The myth of affluent and leisurely rural England means
countryside mental health problems caused by poverty are ignored, a
conference heard last week.
June McKerrow, Mental Health Foundation director, said high
suicide rates of one person a week among farm workers were
exacerbated by deprivation. ‘If a farm worker loses his job, he not
only loses his livelihood but has the other stress that his home
might be under threat,’ she said.
People in the country are also concerned resources will be hit
by government policy emphasis on severely mentally ill people, who
tend to congregate in towns.
Resources are channelled to towns and cities because indices of
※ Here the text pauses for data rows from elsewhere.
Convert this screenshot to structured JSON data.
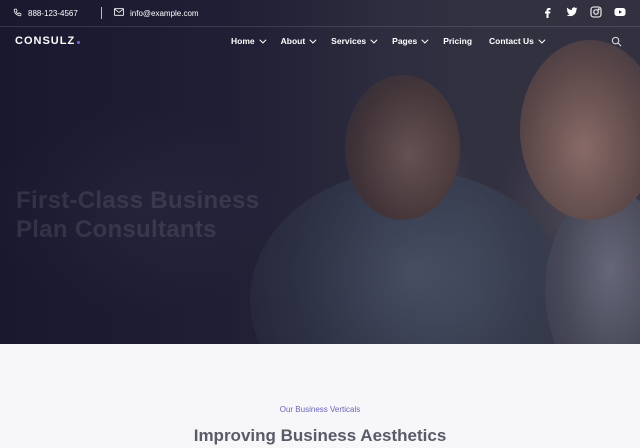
{
  "topbar": {
    "phone": "888-123-4567",
    "email": "info@example.com",
    "socials": [
      "facebook-icon",
      "twitter-icon",
      "instagram-icon",
      "youtube-icon"
    ]
  },
  "brand": {
    "logo": "CONSULZ"
  },
  "nav": {
    "items": [
      {
        "label": "Home",
        "dropdown": true
      },
      {
        "label": "About",
        "dropdown": true
      },
      {
        "label": "Services",
        "dropdown": true
      },
      {
        "label": "Pages",
        "dropdown": true
      },
      {
        "label": "Pricing",
        "dropdown": false
      },
      {
        "label": "Contact Us",
        "dropdown": true
      }
    ],
    "search_icon": "search-icon"
  },
  "hero": {
    "heading": "First-Class Business Plan Consultants"
  },
  "section": {
    "subtitle": "Our Business Verticals",
    "title": "Improving Business Aesthetics"
  },
  "colors": {
    "accent": "#6b63b8",
    "overlay": "#18162c",
    "title": "#585c68"
  }
}
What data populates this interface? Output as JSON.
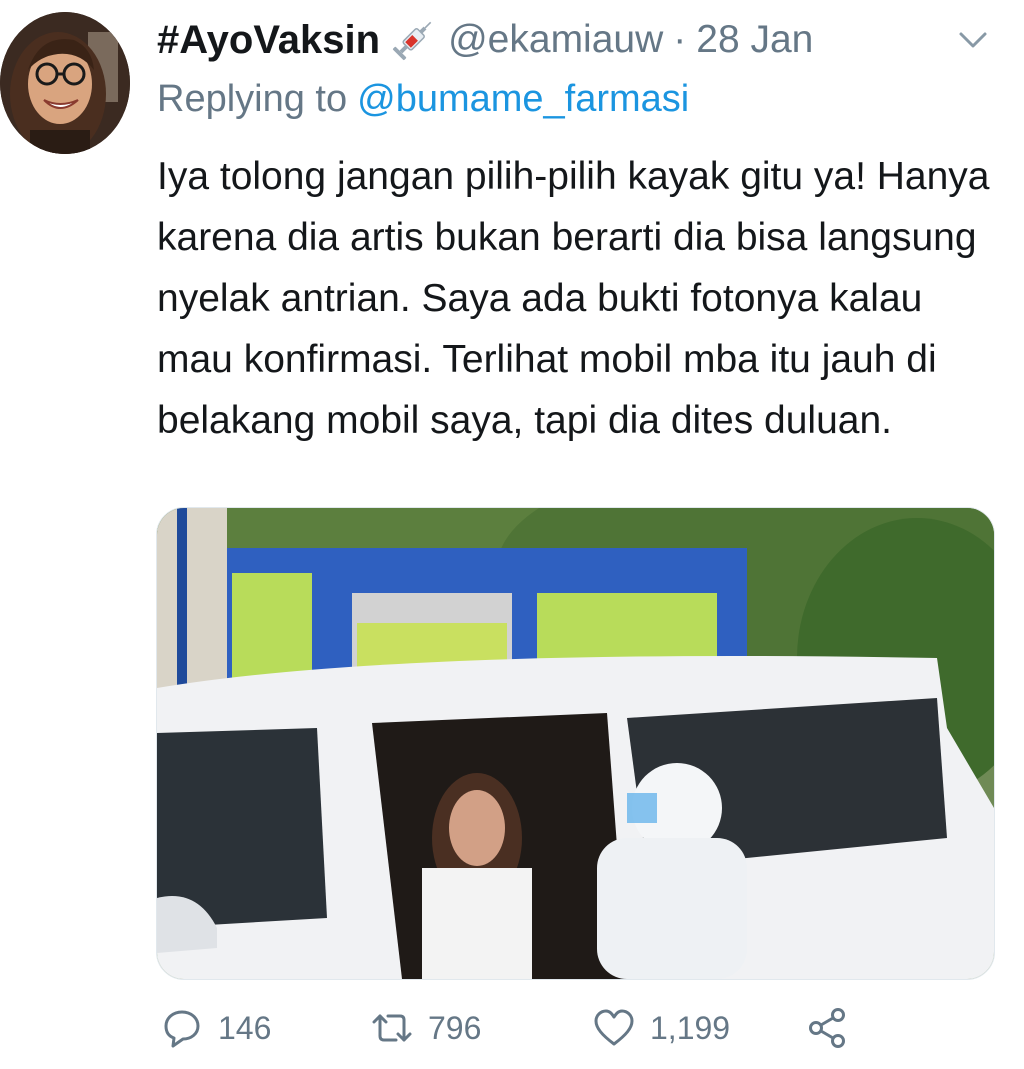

deprivation are skewed against rural poverty, said Jan Sherlock,
senior information officer at Good Practices in Mental Health.